Congratulations to Dr. Xianfeng (Terry) Yang for his National Science Foundation Early Career Grant award for his proposal on machine learning in transportation. 

You can learn more about Dr. Yang's award here. 

Abstract from NSF Site: 

This Faculty Early Career Development (CAREER) grant will support fundamental research in modeling stochastic traffic flows for smart mobility systems, based on the fusion of classical transportation models and learning techniques. With the goals of mitigating traffic congestions, improving transportation safety, and reducing vehicle emissions, many smart mobility applications require accurate, reliable, and timely traffic information as input. To meet such needs, this project will lay the foundation of machine learning and traffic flow theory to yield better estimations and predictions of mobility patterns. The method uses transportation domain knowledge to regularize the training process of machine learning. The results will significantly enhance the effectiveness and robustness of those smart mobility applications at both small and large scales. The research activities can be closely integrated with a set of education and outreach activities that include (i) developing a virtual computing lab to facilitate student educations, researcher engagement, government employee training, and industry collaboration, (ii) modernizing the transportation curriculum with research outcomes, (iii) broadening the participation of k-12 students in the annual summer “Transportation Camps” and underrepresented students in the Artificial Intelligence club of a minority-serving institution. Those activities will help transportation students better recognize the importance of engineering knowledge in the era of smart mobility system.

The goal of this project is to contribute fundamental theories and a set of markedly improved algorithms to traffic flow modeling. Leveraging the concept of physics regularized machine learning, the research could encode both continuous and discretized traffic flow models into Gaussian process for training regularization. This new model can efficiently resolve the common data sparsity and noise issues and facilitate various smart mobility applications. To accommodate streaming data, this project will also develop a novel physics regularized streaming learning framework that can efficiently improve the model performances in real-time. When dealing with big data, this project can further synergize data of different resolutions, fidelities, and sources to enable sparse Gaussian process and Bayesian committee machine for fast learning. This foundational research can enormously promote machine learning applications in smart mobility systems and contribute to formulating sustainable, scalable, and robust traffic flow models. This project will bridge the gap between classical transportation methods and data-driven approaches.

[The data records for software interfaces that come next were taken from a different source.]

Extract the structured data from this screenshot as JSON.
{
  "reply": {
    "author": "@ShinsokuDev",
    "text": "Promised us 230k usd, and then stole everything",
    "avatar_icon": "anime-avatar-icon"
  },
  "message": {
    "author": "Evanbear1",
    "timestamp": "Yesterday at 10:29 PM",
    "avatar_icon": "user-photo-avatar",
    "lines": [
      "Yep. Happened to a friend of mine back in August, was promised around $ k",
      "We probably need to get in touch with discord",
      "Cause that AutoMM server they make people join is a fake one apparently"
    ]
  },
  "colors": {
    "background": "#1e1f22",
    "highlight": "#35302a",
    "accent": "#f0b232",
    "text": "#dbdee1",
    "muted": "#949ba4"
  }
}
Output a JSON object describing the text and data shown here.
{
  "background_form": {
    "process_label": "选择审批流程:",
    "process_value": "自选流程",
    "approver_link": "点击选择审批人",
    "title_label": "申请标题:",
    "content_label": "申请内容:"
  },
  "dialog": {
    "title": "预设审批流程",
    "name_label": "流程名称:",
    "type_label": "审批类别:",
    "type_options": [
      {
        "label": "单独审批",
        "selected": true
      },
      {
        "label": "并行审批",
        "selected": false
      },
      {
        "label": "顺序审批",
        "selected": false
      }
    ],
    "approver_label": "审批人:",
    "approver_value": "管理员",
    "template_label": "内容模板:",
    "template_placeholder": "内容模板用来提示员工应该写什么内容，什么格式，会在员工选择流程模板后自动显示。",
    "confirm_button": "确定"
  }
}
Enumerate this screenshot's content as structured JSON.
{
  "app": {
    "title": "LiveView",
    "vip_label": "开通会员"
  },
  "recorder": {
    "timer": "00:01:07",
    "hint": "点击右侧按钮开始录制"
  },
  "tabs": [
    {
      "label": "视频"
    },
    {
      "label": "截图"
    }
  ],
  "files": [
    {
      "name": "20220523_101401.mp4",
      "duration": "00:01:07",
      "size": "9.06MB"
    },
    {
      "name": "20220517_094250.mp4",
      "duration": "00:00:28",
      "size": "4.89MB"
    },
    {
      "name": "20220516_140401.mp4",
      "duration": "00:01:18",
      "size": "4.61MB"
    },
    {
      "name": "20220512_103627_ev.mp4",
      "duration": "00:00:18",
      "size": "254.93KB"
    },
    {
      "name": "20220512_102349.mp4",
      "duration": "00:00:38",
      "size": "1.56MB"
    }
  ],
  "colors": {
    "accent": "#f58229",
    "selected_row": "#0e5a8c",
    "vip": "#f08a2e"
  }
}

This award reflects NSF's statutory mission and has been deemed worthy of support through evaluation using the Foundation's intellectual merit and broader impacts review criteria.